Thrilla in Manila
The print news media has another casualty: the 174-year old Ann Arbor News in naturally, Ann Arbor, MI. Unable to save the print operation after years and years of increasing losses, a triage team will end the open-heart surgery and instead deliver a new organizational baby, annarbor.com which will be a 'social' news website. As long as I can recall, newspapers have been a declining industry. Long before the AOL/Time Warner merger, the 'Thrilla in Manilla' of mega-mergers which announced that digital businesses could go toe-to-toe with traditional media and occasionally deliver a KO punch, newspapers were on the wane.
Outside of niche publications and aggregation-plays that hid the underlying cracks in the foundations of individual entities, it appears that newspapers might not have been as good a business as they appeared. The basic business model is arbitrage. First, build an audience, one way or another - then convince customers, the potential advertiser that control of the audience's hearts and minds really is in hand, and that there is no better way to open a dialog with them than to pay for space in the newspaper.
Measurement of absolute performance is very ineffectual...outside of a raw number called "circulation" which may be manipulated in various ways. There is virtually no way to gauge delivered impressions other than pure estimation. Paying for such advertising would seem ill-advised. With online media, this issue is not entirely solved, but much more detail is visible and resulting transparency asserts that performance claims were vastly overrated and advertising rates far too high. The decline of the classified ad and the expansion of free online alternatives in every medium and large market added further revenue pressure. Every year print audience and revenue shrinks, while the Internet grows - in particular online games, which might be considered as two trains moving in opposite direction - one into the past, and other rolling towards a golden future.
However, other opportunities to develop online newspapers may be invigorated by print media moving fully into online coverage as the major effort. Can they beat blogs and fledgling sites without the high cost structures involved in running editorial, production, and sales functions?
Looking purely at audience behavior, there is no dividend or benefit in having a high production cost vs. a lower cost structure. For example, many blogs have higher audiences than the online divisions of major media organizations, which typically may have 20x-30x the staff and budgets (if not higher) of sites and blogs. Up until now, "brand power" of a well known name has translated into footholds for large media companies in establishing online ventures, a trend that extends back into the murky past to 1995 or so.

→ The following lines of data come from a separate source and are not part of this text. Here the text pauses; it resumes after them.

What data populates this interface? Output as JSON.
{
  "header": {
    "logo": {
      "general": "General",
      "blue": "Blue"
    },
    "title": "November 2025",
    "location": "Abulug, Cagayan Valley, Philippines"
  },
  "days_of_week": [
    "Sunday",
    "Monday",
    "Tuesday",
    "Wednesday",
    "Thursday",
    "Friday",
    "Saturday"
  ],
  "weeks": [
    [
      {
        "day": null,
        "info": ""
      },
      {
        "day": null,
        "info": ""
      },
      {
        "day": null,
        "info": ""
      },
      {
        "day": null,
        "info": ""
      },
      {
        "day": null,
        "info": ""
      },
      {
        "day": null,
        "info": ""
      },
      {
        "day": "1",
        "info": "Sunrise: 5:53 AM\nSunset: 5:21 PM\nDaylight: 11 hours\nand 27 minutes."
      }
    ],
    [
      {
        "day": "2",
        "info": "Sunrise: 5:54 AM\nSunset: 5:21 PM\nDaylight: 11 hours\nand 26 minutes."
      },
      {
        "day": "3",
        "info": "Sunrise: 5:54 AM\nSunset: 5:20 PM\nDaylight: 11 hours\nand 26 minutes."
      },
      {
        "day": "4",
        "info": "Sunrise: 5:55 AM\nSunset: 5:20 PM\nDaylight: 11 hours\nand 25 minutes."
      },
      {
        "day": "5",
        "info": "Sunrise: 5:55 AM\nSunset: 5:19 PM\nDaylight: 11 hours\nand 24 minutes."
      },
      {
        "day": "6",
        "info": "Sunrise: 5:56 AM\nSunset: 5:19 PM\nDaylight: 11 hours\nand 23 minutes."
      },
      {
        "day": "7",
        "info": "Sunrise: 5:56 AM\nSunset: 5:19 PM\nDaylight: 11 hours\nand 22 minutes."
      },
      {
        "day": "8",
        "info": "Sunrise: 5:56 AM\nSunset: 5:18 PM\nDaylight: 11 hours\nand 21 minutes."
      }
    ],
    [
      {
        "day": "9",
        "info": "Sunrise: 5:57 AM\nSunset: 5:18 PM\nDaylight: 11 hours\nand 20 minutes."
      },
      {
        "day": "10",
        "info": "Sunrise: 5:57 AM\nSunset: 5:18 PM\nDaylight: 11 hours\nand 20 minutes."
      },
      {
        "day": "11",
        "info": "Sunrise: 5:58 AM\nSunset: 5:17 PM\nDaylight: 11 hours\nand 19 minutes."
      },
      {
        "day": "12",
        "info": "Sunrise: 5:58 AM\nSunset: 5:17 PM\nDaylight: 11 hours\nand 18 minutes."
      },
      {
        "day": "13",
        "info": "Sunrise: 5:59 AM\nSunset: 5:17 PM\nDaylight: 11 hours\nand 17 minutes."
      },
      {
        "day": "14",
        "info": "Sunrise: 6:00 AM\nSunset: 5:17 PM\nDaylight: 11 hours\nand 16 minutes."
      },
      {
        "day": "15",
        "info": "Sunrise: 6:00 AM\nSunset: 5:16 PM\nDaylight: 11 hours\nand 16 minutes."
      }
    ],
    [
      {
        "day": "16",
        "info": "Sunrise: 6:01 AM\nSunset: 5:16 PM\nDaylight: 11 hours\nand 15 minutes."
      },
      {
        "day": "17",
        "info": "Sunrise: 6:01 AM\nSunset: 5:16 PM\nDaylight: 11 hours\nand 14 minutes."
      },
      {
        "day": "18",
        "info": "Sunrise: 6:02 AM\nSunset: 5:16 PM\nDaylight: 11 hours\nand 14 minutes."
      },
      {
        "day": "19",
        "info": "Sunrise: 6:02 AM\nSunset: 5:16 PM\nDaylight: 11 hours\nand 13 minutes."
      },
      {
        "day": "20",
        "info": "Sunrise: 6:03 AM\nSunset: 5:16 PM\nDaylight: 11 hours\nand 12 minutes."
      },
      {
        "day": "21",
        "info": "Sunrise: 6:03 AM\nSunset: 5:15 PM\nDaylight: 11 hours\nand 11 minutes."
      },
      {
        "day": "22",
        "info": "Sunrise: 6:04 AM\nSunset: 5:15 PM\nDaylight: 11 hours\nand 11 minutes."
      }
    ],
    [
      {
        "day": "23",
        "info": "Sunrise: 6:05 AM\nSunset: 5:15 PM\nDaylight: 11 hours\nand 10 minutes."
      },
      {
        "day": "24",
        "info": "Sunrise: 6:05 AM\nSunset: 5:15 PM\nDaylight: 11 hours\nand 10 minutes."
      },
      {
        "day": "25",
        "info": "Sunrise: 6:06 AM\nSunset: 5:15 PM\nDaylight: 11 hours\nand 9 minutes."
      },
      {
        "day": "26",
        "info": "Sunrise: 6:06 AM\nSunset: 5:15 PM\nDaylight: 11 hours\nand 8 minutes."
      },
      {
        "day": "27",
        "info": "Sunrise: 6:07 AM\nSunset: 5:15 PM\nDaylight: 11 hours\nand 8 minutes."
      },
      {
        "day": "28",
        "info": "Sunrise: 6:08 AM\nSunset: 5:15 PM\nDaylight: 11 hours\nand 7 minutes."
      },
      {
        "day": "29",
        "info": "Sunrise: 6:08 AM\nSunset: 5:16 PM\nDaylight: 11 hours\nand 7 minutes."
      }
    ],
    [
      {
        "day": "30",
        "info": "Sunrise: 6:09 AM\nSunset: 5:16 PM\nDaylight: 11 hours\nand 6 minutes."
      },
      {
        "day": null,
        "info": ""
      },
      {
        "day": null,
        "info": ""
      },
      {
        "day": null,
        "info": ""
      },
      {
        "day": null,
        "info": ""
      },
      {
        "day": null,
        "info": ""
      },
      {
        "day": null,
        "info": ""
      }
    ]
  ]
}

It appears that just as the media companies are molting, which will cost time, money, and staff to execute successfully, new entrants will be given an adrenaline shot by the further disruption in the media market, which may accelerate if the capital markets open up once again, letting financiers place bets with a hope of a reasonable return. Creative destruction will lead to a genesis of novelty.